Matt Taibbi reports that the push for a tax holiday for profits parked in offshore tax havens is alive and well. According to Taibbi, lobbying has been intense for a bill sponsored by Texas Republican Kevin Brady (and co-sponsored by Utah Democrat Jim Matheson) called the Freedom to Invest Act. As with the “one-time” tax holiday in 2004, companies that offshored their profits would be rewarded with an effective corporate tax rate of 5.25 percent on the profits they repatriate.
As I wrote in June, hundreds of companies that license intellectual property – especially IT and pharmaceutical companies – can dramatically reduce their taxes and significantly increase earnings and share price through nefarious, but legal, ploys to park profits in offshore subsidiaries. Google, for example, uses the “Double-Irish-and-Dutch-Sandwich” to transfer the rights to intellectual property developed in the US – with early research funded by US taxpayers – to a subsidiary in low-tax Bermuda. Companies continue to owe taxes to the U.S. government on these overseas earnings – technically, the taxes have only been deferred. But the taxes don’t come due until the profits are brought back to the U.S. – that is, repatriated. And companies do want to repatriate a good part of the roughly $1.43 trillion in profits they hold overseas.
The 2004 tax holiday – advertised as a one-time tax break – encouraged U.S. companies to increase the offshoring of profits earned on technologies developed in the U.S. in the hopes of just such another “one-time” break. This bad behavior should not be rewarded. The corporations would like us to think that bringing these profits home will lead to job creation.
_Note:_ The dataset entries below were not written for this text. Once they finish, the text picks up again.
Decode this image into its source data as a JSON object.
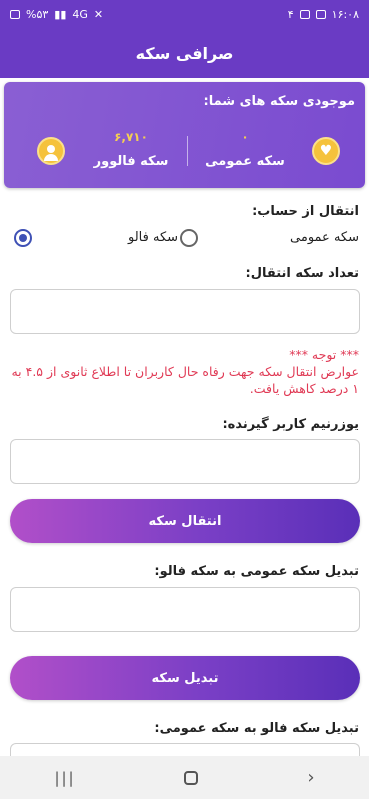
{
  "status_bar": {
    "time": "۱۶:۰۸",
    "notifications": "۴",
    "battery": "%۵۳",
    "network": "4G"
  },
  "app_bar": {
    "title": "صرافی سکه"
  },
  "balance": {
    "title": "موجودی سکه های شما:",
    "general_value": "۰",
    "general_label": "سکه عمومی",
    "follow_value": "۶,۷۱۰",
    "follow_label": "سکه فالوور"
  },
  "transfer": {
    "from_label": "انتقال از حساب:",
    "option_general": "سکه عمومی",
    "option_follow": "سکه فالو",
    "amount_label": "تعداد سکه انتقال:",
    "notice_title": "*** توجه ***",
    "notice_text": "عوارض انتقال سکه جهت رفاه حال کاربران تا اطلاع ثانوی از ۴.۵ به ۱ درصد کاهش یافت.",
    "username_label": "یوزرنیم کاربر گیرنده:",
    "button": "انتقال سکه"
  },
  "convert_general": {
    "label": "تبدیل سکه عمومی به سکه فالو:",
    "button": "تبدیل سکه"
  },
  "convert_follow": {
    "label": "تبدیل سکه فالو به سکه عمومی:"
  },
  "colors": {
    "primary": "#6a3bc4",
    "accent_gold": "#f5c23c",
    "notice_red": "#e03a55"
  }
}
A better formula for good jobs at home is removing tax incentives to offshore these activities in the first place.